The decline in numbers of wild bees has caused concern regarding falling levels of pollination for important agricultural crops. Researchers have now demonstrated that the diversity of the pollinator community can significantly affect pollination.
Insect pollination is a vital ecosystem service; a large proportion of the human diet either directly or indirectly depends on animal-based pollination. It is also essential for the conservation of wild plants. Previous studies have linked a reduction in pollination with a decline in insect numbers and diversity. However, these studies used observations of ecosystems in the wild, and did not manipulate numbers or diversity experimentally. As a result such studies cannot detect whether the number of pollinators or the diversity of the community causes the drop in pollination, because both occur simultaneously in the wild and their impacts cannot be teased apart.
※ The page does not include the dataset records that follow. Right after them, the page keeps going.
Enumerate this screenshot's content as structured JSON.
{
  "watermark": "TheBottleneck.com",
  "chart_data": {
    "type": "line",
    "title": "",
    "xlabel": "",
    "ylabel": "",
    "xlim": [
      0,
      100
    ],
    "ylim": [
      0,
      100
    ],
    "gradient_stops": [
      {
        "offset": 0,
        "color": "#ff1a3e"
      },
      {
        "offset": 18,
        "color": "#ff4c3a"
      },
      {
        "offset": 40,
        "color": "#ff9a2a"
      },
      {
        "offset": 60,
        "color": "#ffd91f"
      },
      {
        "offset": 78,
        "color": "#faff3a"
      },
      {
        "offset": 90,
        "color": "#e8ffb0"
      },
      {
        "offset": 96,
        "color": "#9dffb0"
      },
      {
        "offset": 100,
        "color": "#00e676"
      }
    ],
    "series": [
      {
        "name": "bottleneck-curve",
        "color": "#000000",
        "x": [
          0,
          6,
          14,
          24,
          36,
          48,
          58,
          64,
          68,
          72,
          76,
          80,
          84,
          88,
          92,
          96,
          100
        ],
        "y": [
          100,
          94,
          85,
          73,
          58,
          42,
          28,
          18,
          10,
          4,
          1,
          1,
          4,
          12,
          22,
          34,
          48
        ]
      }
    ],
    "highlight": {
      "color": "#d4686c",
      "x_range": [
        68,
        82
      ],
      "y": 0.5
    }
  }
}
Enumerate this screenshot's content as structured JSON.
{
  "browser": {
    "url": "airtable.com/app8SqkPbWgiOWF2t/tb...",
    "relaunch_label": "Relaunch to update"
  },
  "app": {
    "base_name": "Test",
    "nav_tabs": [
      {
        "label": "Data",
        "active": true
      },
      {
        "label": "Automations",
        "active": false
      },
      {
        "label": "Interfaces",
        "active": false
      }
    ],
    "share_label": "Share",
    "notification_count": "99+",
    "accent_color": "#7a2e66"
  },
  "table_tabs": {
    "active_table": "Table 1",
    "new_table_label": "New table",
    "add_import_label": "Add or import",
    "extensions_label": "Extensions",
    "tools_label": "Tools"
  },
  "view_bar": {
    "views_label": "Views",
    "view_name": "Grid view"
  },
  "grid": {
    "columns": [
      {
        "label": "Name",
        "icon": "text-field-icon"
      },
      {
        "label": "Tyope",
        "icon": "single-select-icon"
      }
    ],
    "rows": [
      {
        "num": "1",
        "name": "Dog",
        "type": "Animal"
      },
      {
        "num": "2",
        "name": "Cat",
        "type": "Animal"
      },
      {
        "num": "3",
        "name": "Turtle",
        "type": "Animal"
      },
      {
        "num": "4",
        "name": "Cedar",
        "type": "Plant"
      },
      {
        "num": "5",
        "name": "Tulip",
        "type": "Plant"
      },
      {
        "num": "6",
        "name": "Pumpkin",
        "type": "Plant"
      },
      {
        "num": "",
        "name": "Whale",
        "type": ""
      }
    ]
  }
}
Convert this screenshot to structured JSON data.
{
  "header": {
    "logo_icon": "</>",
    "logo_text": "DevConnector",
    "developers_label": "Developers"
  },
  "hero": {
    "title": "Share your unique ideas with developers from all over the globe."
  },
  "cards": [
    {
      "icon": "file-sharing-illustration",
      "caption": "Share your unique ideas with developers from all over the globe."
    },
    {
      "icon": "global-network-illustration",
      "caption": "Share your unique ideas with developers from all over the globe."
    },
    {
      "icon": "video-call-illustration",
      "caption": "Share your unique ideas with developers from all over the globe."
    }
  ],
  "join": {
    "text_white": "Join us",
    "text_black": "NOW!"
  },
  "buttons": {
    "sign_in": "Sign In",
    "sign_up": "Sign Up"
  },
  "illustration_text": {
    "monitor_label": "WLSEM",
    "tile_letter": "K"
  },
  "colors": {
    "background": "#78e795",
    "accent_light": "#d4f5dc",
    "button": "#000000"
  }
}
In this study, researchers took an experimental approach to detect whether the diversity of the pollinator community affects the fertility of radish plants, which rely on insect pollination for reproduction. Twelve sets of plants, with nine plants per set, all approximately the same age and size, were enclosed in cages. Researchers then introduced a pollinator community of 18 individual insects to each cage over four periods each lasting one day. Each community consisted of either a single pollinator species, three species from a single ‘functional group’ (a group of species with similar ecological characteristics), three functional groups with a single species of each, or three functional groups with three species of each (nine species). The functional groups included social bees, solitary bees and hoverflies.
Results revealed that groups of plants pollinated by three functional groups rather than one produced, on average, more fruits per flower (0.78 versus 0.61) and more seeds per fruit (3.48 versus 2.91). The effect of the number of pollinator species on fertility was weaker, although the number of seeds per fruit was slightly higher when there was a greater number of species from a single functional group.
Researchers suggest that the strong effect of diversity on the degree of pollination may be a result of complementary behaviour of the functional groups. For example, although social bees visited four times more flowers than solitary bees or hoverflies, they tended to do so at different times of day; different groups also tended to visit flowers at different heights on the plants, resulting in more comprehensive and efficient pollination coverage. Overall, the species that provided the greatest pollination service was the bumblebee Bombus pascuorum, which is part of the social bee functional group.
This study demonstrates that the numbers of individual pollinators is not the only factor affecting important pollination services. The diversity of the pollinator community can also have a significant effect. The researchers conclude that these results highlight the need for conservation and restoration, not only of populations of single pollinator species, but the diversity of the pollination community as a whole.